Tsai Ying-wen can not duck these questions. For example, she originally repudiated the 1992 Consensus. She said that "You cannot expect me to acknowledge something that does not exist." Now however, she has changed her tune. She now refers to the 1992 Consensus an "historical framework," and as a "political premise." She no longer says that the 1992 Consensus "simply does not exist." As for pardoning Chen Shui-bian, she said only that she would give it "serious consideration." She refused to assume responsibility by providing a clear answer.
During the upcoming presidential election, these two issues will be the most divisive. They will have the greatest impact on public sentiment. Tsai Ing-wen is a candidate for president. She cannot refuse to state her position on these questions. Tsai Ing-wen is often reluctant to say whether she would demand the "rectification of names" and the authoring of a new constitution. She ducks such questions by saying they should be "turned over to the democratic process for discussion." But the presidential election is precisely when these questions should be "turned over to the democratic process for discussion." Ma Ying-jeou and Tsai Ing-wen must clearly state their positions on these two questions. The electorate can then express its feelings during the election. If Tsai Ing-wen refuses to provide answers before the election, she is in effect refusing to take part in the election.
Tsai Ing-wen is attempting to appeal to both the Green Camp and to swing voters. Does she intend to pardon Chen Shui-bian and accept the 1992 Consensus? Those are the most divisive issues for Green Camp and swing voters. Tsai Ing-wen hopes to win over both groups by refusing to answer. But in the event she is elected, she will have to. No matter how "President Tsai" answers, one of the two groups will feel betrayed and disappointed. She will no longer be able to stonewall. For example, if she pardons Chen Shui-bian, will swing voters find it intolerable? If she refuses to pardon Chen Shui-bian, will the Green Camp forgive her? And if Chen Shui-bian, who advocates "one nation on each side," is released from prison, will he permit "President Tsai" a single moment's peace? The 1992 Consensus has far reaching consequences. Therefore, she must state her position before the election.
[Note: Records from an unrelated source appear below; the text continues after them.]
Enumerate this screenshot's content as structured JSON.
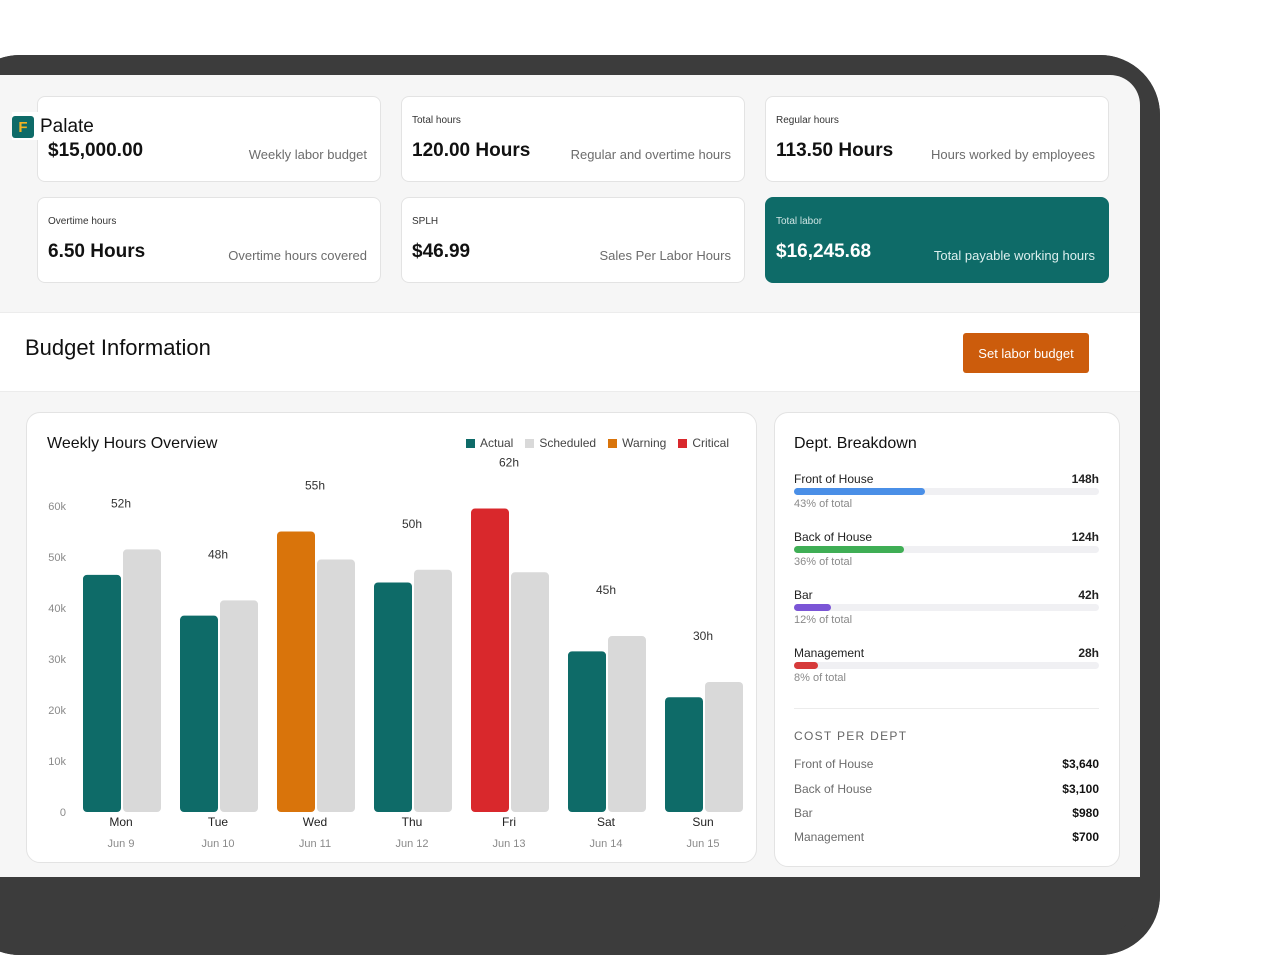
{
  "app": {
    "name": "Palate",
    "logo_letter": "F"
  },
  "stats": [
    {
      "label": "",
      "value": "$15,000.00",
      "desc": "Weekly labor budget",
      "visible_value": "$15,000.00"
    },
    {
      "label": "Total hours",
      "value": "120.00 Hours",
      "desc": "Regular and overtime hours"
    },
    {
      "label": "Regular hours",
      "value": "113.50 Hours",
      "desc": "Hours worked by employees"
    },
    {
      "label": "Overtime hours",
      "value": "6.50 Hours",
      "desc": "Overtime hours covered"
    },
    {
      "label": "SPLH",
      "value": "$46.99",
      "desc": "Sales Per Labor Hours"
    },
    {
      "label": "Total labor",
      "value": "$16,245.68",
      "desc": "Total payable working hours"
    }
  ],
  "budget": {
    "title": "Budget Information",
    "button": "Set labor budget"
  },
  "chart_panel": {
    "title": "Weekly Hours Overview"
  },
  "chart_data": {
    "type": "bar",
    "title": "Weekly Hours Overview",
    "legend": [
      "Actual",
      "Scheduled",
      "Warning",
      "Critical"
    ],
    "legend_colors": {
      "Actual": "#0e6b68",
      "Scheduled": "#d9d9d9",
      "Warning": "#d9740b",
      "Critical": "#d9282c"
    },
    "y_ticks": [
      "0",
      "10k",
      "20k",
      "30k",
      "40k",
      "50k",
      "60k"
    ],
    "ylim": [
      0,
      60
    ],
    "categories": [
      {
        "day": "Mon",
        "date": "Jun 9",
        "label": "52h",
        "actual": 46.5,
        "scheduled": 51.5,
        "status": "Actual"
      },
      {
        "day": "Tue",
        "date": "Jun 10",
        "label": "48h",
        "actual": 38.5,
        "scheduled": 41.5,
        "status": "Actual"
      },
      {
        "day": "Wed",
        "date": "Jun 11",
        "label": "55h",
        "actual": 55,
        "scheduled": 49.5,
        "status": "Warning"
      },
      {
        "day": "Thu",
        "date": "Jun 12",
        "label": "50h",
        "actual": 45,
        "scheduled": 47.5,
        "status": "Actual"
      },
      {
        "day": "Fri",
        "date": "Jun 13",
        "label": "62h",
        "actual": 59.5,
        "scheduled": 47,
        "status": "Critical"
      },
      {
        "day": "Sat",
        "date": "Jun 14",
        "label": "45h",
        "actual": 31.5,
        "scheduled": 34.5,
        "status": "Actual"
      },
      {
        "day": "Sun",
        "date": "Jun 15",
        "label": "30h",
        "actual": 22.5,
        "scheduled": 25.5,
        "status": "Actual"
      }
    ]
  },
  "dept": {
    "title": "Dept. Breakdown",
    "items": [
      {
        "name": "Front of House",
        "hours": "148h",
        "pct_text": "43% of total",
        "pct": 0.43,
        "color": "#4a8fe7"
      },
      {
        "name": "Back of House",
        "hours": "124h",
        "pct_text": "36% of total",
        "pct": 0.36,
        "color": "#3fae55"
      },
      {
        "name": "Bar",
        "hours": "42h",
        "pct_text": "12% of total",
        "pct": 0.12,
        "color": "#7b55d6"
      },
      {
        "name": "Management",
        "hours": "28h",
        "pct_text": "8% of total",
        "pct": 0.08,
        "color": "#d63a3a"
      }
    ],
    "cost_title": "COST PER DEPT",
    "costs": [
      {
        "name": "Front of House",
        "value": "$3,640"
      },
      {
        "name": "Back of House",
        "value": "$3,100"
      },
      {
        "name": "Bar",
        "value": "$980"
      },
      {
        "name": "Management",
        "value": "$700"
      }
    ]
  }
}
Tsai Ing-wen must answer both these questions in the event she is elected. Therefore she must answer both these questions prior to the election. If voters agree with her positions, her rule will acquire some degree of legitimacy. If she evades these questions, she will not receive public endorsement during the election. If she attempts to flip-flop following the election, based on which way the wind is blowing, her rule will lack legitimacy. The nation will be torn apart. Relations with the Mainland will weakened. The consequences will be disastrous.
Tsai Ing-wen must provide clear answers to both these questions, before the presidential election, That alone is rational and responsible. The public must not permit her to continue obfuscating.